Obama, who’s known for his social media savvy, held the first-ever Twitter Town Hall meeting last week, where he answered the public’s questions about taxes, jobs and the economy. Dan Kennedy, an associate professor of journalism, is an expert in news reporting and social networks. Here, he discusses Obama’s choice to engage the public through Twitter, and the use of social media by presidential candidates and journalists.
Why did President Obama run the Town Hall meeting through Twitter, as opposed to television?
President Obama’s communications folks have been forward-looking in their use of digital-media tools since the 2008 campaign, and last week’s Town Hall meeting was another example of that. It was an effective demonstration of social media’s reach, but it was also gimmicky. After all, the president got to pick the questions, and he used them to repeat his oft-stated talking points. I also wish he hadn’t diluted the public-participation aspect of the event by taking questions from House Speaker John Boehner and New York Times columnist Nicholas Kristof.
What role will social media play in the 2012 presidential campaign? How will that affect a candidate’s dissemination of his or her message through traditional media, like newspapers and TV ads?

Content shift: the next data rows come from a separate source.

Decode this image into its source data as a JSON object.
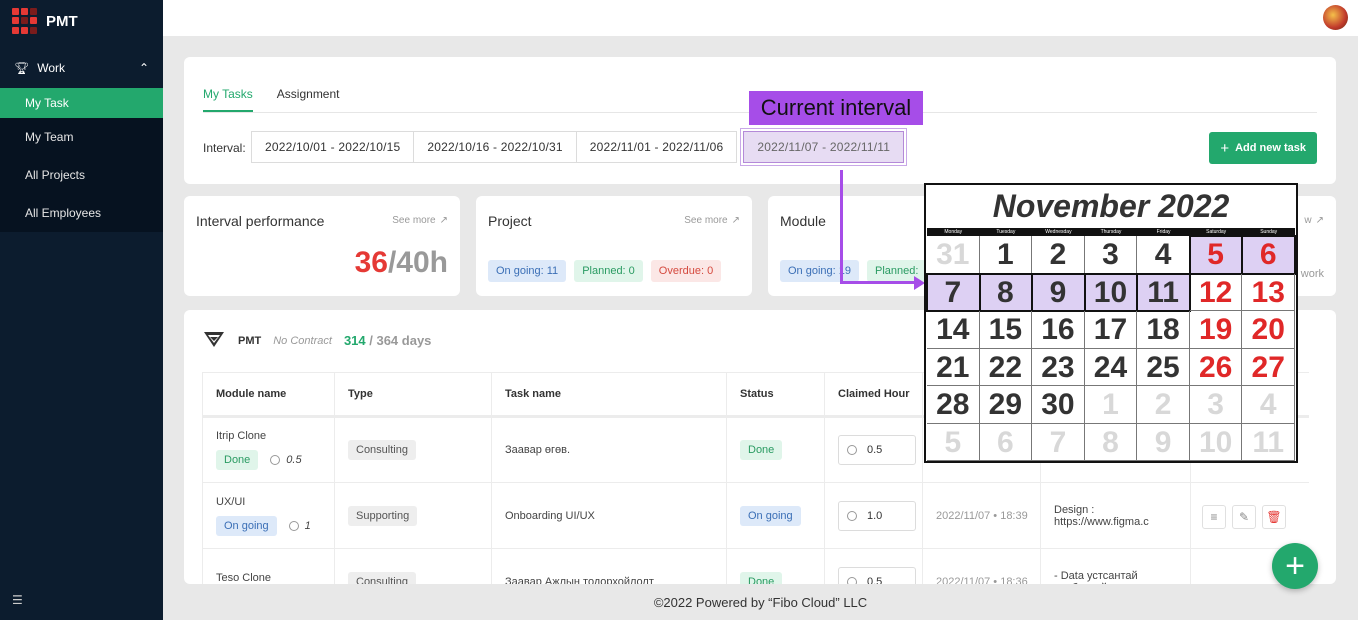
{
  "brand": {
    "name": "PMT"
  },
  "sidebar": {
    "group_label": "Work",
    "items": [
      {
        "label": "My Task",
        "active": true
      },
      {
        "label": "My Team"
      },
      {
        "label": "All Projects"
      },
      {
        "label": "All Employees"
      }
    ]
  },
  "tabs": [
    "My Tasks",
    "Assignment"
  ],
  "interval": {
    "label": "Interval:",
    "options": [
      "2022/10/01 - 2022/10/15",
      "2022/10/16 - 2022/10/31",
      "2022/11/01 - 2022/11/06",
      "2022/11/07 - 2022/11/11"
    ],
    "selected_index": 3
  },
  "add_task_label": "Add new task",
  "callout_text": "Current interval",
  "stats": {
    "interval": {
      "title": "Interval performance",
      "see_more": "See more",
      "current": "36",
      "total": "/40h"
    },
    "project": {
      "title": "Project",
      "see_more": "See more",
      "ongoing": "On going: 11",
      "planned": "Planned: 0",
      "overdue": "Overdue: 0"
    },
    "module": {
      "title": "Module",
      "see_more": "w",
      "ongoing": "On going: 19",
      "planned": "Planned:",
      "extra": "work"
    }
  },
  "project": {
    "name": "PMT",
    "contract": "No Contract",
    "days_used": "314",
    "days_total": " / 364 days"
  },
  "table": {
    "headers": [
      "Module name",
      "Type",
      "Task name",
      "Status",
      "Claimed Hour"
    ],
    "rows": [
      {
        "module": "Itrip Clone",
        "module_status": "Done",
        "module_hours": "0.5",
        "type": "Consulting",
        "task": "Заавар өгөв.",
        "status": "Done",
        "hours": "0.5",
        "date": "",
        "note": ""
      },
      {
        "module": "UX/UI",
        "module_status": "On going",
        "module_hours": "1",
        "type": "Supporting",
        "task": "Onboarding UI/UX",
        "status": "On going",
        "hours": "1.0",
        "date": "2022/11/07 • 18:39",
        "note": "Design : https://www.figma.c"
      },
      {
        "module": "Teso Clone",
        "module_status": "",
        "module_hours": "",
        "type": "Consulting",
        "task": "Заавар Ажлын тодорхойлолт",
        "status": "Done",
        "hours": "0.5",
        "date": "2022/11/07 • 18:36",
        "note": "- Data устсантай холбоотой"
      }
    ]
  },
  "calendar": {
    "title": "November 2022",
    "day_names": [
      "Monday",
      "Tuesday",
      "Wednesday",
      "Thursday",
      "Friday",
      "Saturday",
      "Sunday"
    ],
    "weeks": [
      [
        "31",
        "1",
        "2",
        "3",
        "4",
        "5",
        "6"
      ],
      [
        "7",
        "8",
        "9",
        "10",
        "11",
        "12",
        "13"
      ],
      [
        "14",
        "15",
        "16",
        "17",
        "18",
        "19",
        "20"
      ],
      [
        "21",
        "22",
        "23",
        "24",
        "25",
        "26",
        "27"
      ],
      [
        "28",
        "29",
        "30",
        "1",
        "2",
        "3",
        "4"
      ],
      [
        "5",
        "6",
        "7",
        "8",
        "9",
        "10",
        "11"
      ]
    ],
    "highlighted": [
      "5",
      "6",
      "7",
      "8",
      "9",
      "10",
      "11"
    ]
  },
  "footer": "©2022 Powered by “Fibo Cloud” LLC",
  "colors": {
    "accent": "#23a86d",
    "sidebar": "#0c1c2e",
    "highlight": "#a64de8",
    "danger": "#e53935"
  }
}
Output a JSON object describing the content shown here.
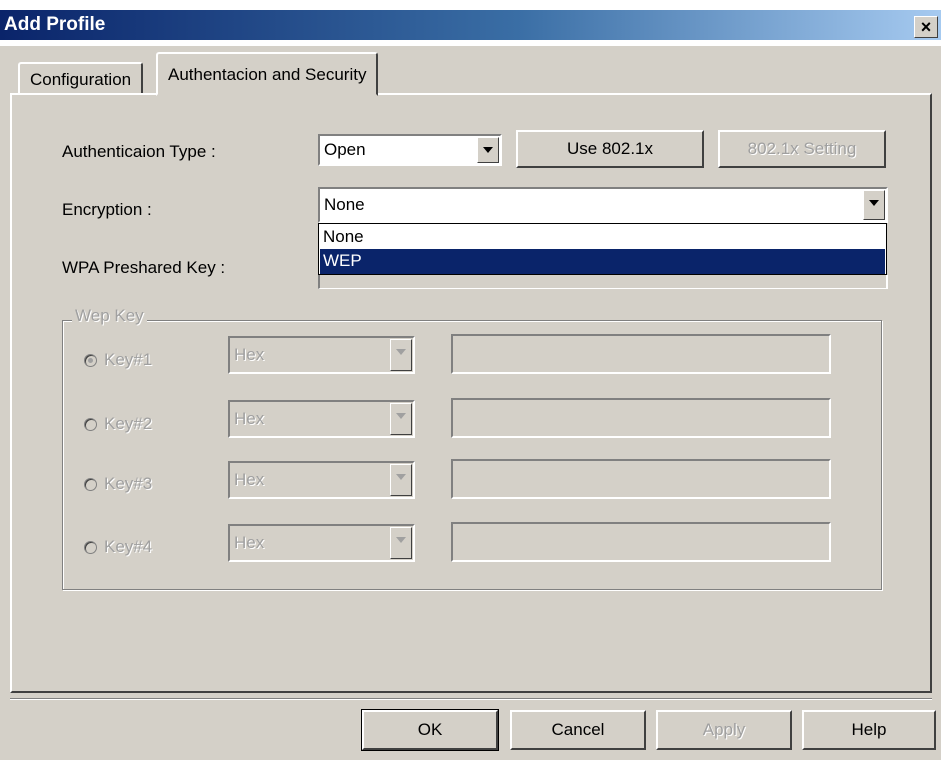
{
  "window": {
    "title": "Add Profile",
    "close_glyph": "×"
  },
  "tabs": [
    {
      "label": "Configuration"
    },
    {
      "label": "Authentacion and Security"
    }
  ],
  "auth": {
    "label": "Authenticaion Type :",
    "value": "Open",
    "use_8021x_button": "Use 802.1x",
    "setting_8021x_button": "802.1x Setting"
  },
  "encryption": {
    "label": "Encryption :",
    "value": "None",
    "options": [
      "None",
      "WEP"
    ],
    "highlighted": "WEP"
  },
  "wpa": {
    "label": "WPA Preshared Key :"
  },
  "wep": {
    "group_title": "Wep Key",
    "keys": [
      {
        "label": "Key#1",
        "format": "Hex",
        "checked": true
      },
      {
        "label": "Key#2",
        "format": "Hex",
        "checked": false
      },
      {
        "label": "Key#3",
        "format": "Hex",
        "checked": false
      },
      {
        "label": "Key#4",
        "format": "Hex",
        "checked": false
      }
    ]
  },
  "footer": {
    "ok": "OK",
    "cancel": "Cancel",
    "apply": "Apply",
    "help": "Help"
  },
  "colors": {
    "titlebar_start": "#0a246a",
    "titlebar_end": "#a6caf0",
    "face": "#d4d0c8",
    "highlight": "#0a246a"
  },
  "icons": [
    "close-icon",
    "dropdown-arrow-icon",
    "radio-icon"
  ]
}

Presidential candidates — and presidents — always try to find ways to make use of traditional media, which still reach the widest number of people, and to communicate directly with the public. I have no doubt that all of the candidates will put considerable effort into social media as the 2012 campaign ramps up. That said, I’m not sure how many will feel comfortable with the decentralized, participatory ethos that make social media so powerful. But a top-down strategy of controlling the message will alienate the very grassroots activists a presidential campaign needs to catch fire.

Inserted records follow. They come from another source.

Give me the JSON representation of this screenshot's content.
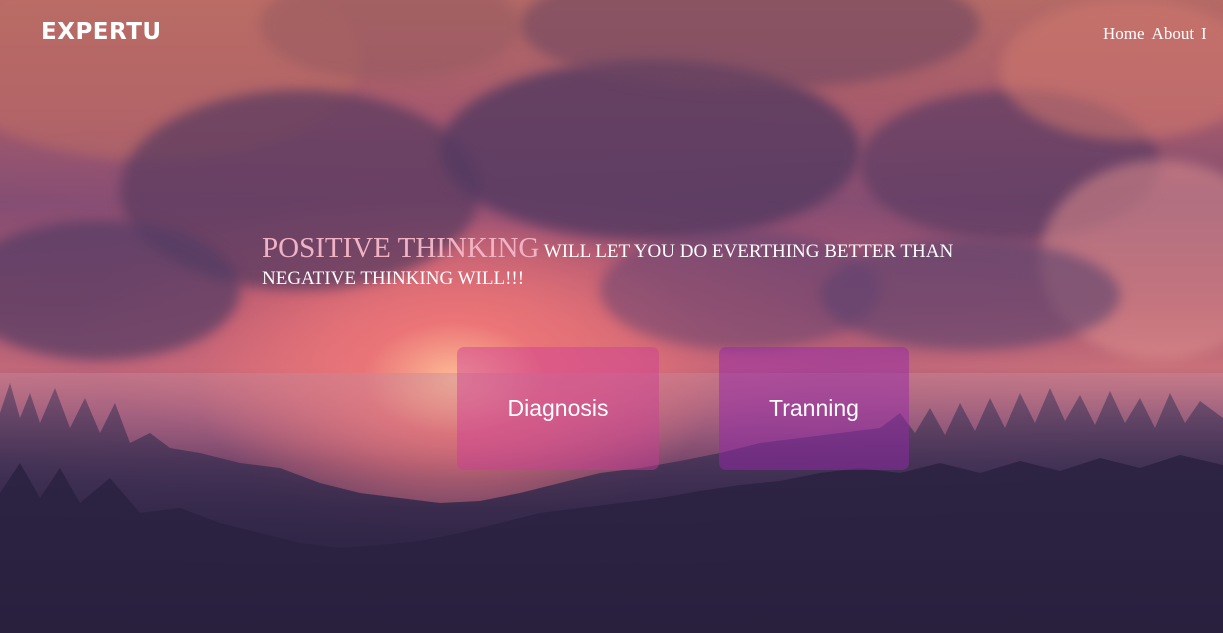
{
  "brand": {
    "logo_text": "EXPERTU"
  },
  "nav": {
    "items": [
      "Home",
      "About",
      "I"
    ]
  },
  "hero": {
    "headline_accent": "POSITIVE THINKING",
    "headline_rest": " WILL LET YOU DO EVERTHING BETTER THAN NEGATIVE THINKING WILL!!!"
  },
  "actions": {
    "diagnosis_label": "Diagnosis",
    "training_label": "Tranning"
  },
  "colors": {
    "accent_text": "#f1b3c3",
    "diagnosis_button": "#cd3c96",
    "training_button": "#9628aa"
  }
}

How much do journalists rely on Twitter and other social networking platforms for tips and sources for their news stories?

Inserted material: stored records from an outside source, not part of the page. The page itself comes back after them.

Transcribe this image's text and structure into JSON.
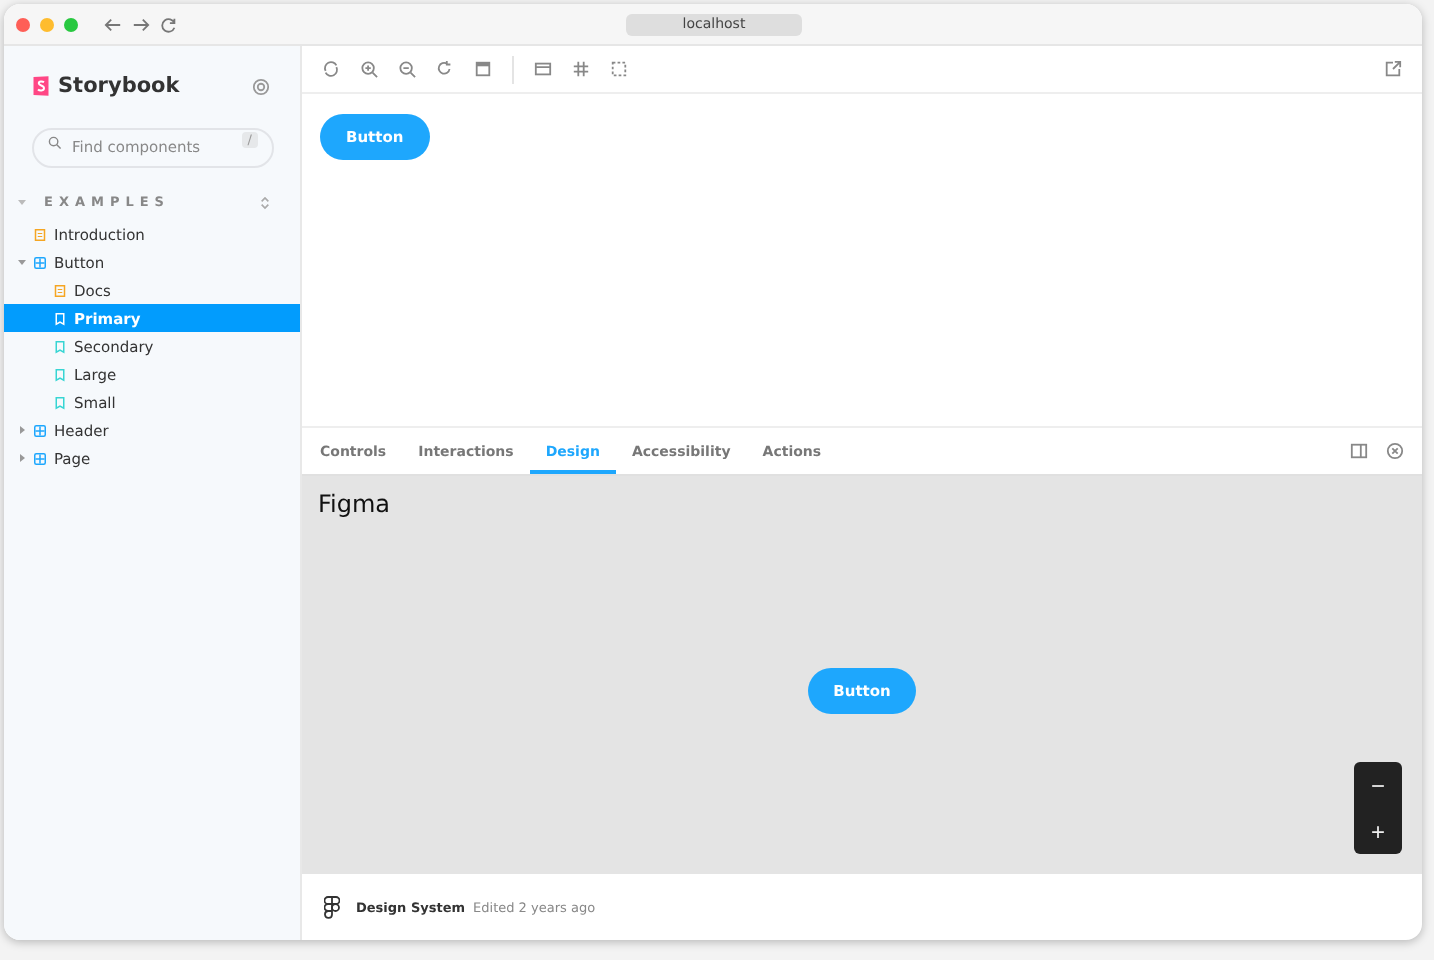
{
  "browser": {
    "address": "localhost"
  },
  "sidebar": {
    "brand": "Storybook",
    "search": {
      "placeholder": "Find components",
      "shortcut": "/"
    },
    "section": "EXAMPLES",
    "tree": [
      {
        "label": "Introduction",
        "kind": "docs",
        "selected": false
      },
      {
        "label": "Button",
        "kind": "component",
        "expanded": true,
        "selected": false,
        "children": [
          {
            "label": "Docs",
            "kind": "docs",
            "selected": false
          },
          {
            "label": "Primary",
            "kind": "story",
            "selected": true
          },
          {
            "label": "Secondary",
            "kind": "story",
            "selected": false
          },
          {
            "label": "Large",
            "kind": "story",
            "selected": false
          },
          {
            "label": "Small",
            "kind": "story",
            "selected": false
          }
        ]
      },
      {
        "label": "Header",
        "kind": "component",
        "expanded": false,
        "selected": false
      },
      {
        "label": "Page",
        "kind": "component",
        "expanded": false,
        "selected": false
      }
    ]
  },
  "preview": {
    "button": "Button"
  },
  "addons": {
    "tabs": [
      {
        "label": "Controls",
        "selected": false
      },
      {
        "label": "Interactions",
        "selected": false
      },
      {
        "label": "Design",
        "selected": true
      },
      {
        "label": "Accessibility",
        "selected": false
      },
      {
        "label": "Actions",
        "selected": false
      }
    ],
    "figma": {
      "title": "Figma",
      "button": "Button",
      "zoom_out": "−",
      "zoom_in": "+",
      "file": "Design System",
      "edited": "Edited 2 years ago"
    }
  }
}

There are still plenty of old-fashioned reporters out there who want nothing to do with social media. Increasingly, though, journalists use Twitter and Facebook to provide running reports and commentary on their beats, to ask their friends and followers for leads on sources and to engage in an ongoing conversation with their readers. In my work, I’ve found that social media are a powerful supplement to traditional reporting tools. And I’m impressed with the way some of my former students are now using Twitter in their work as professional journalists.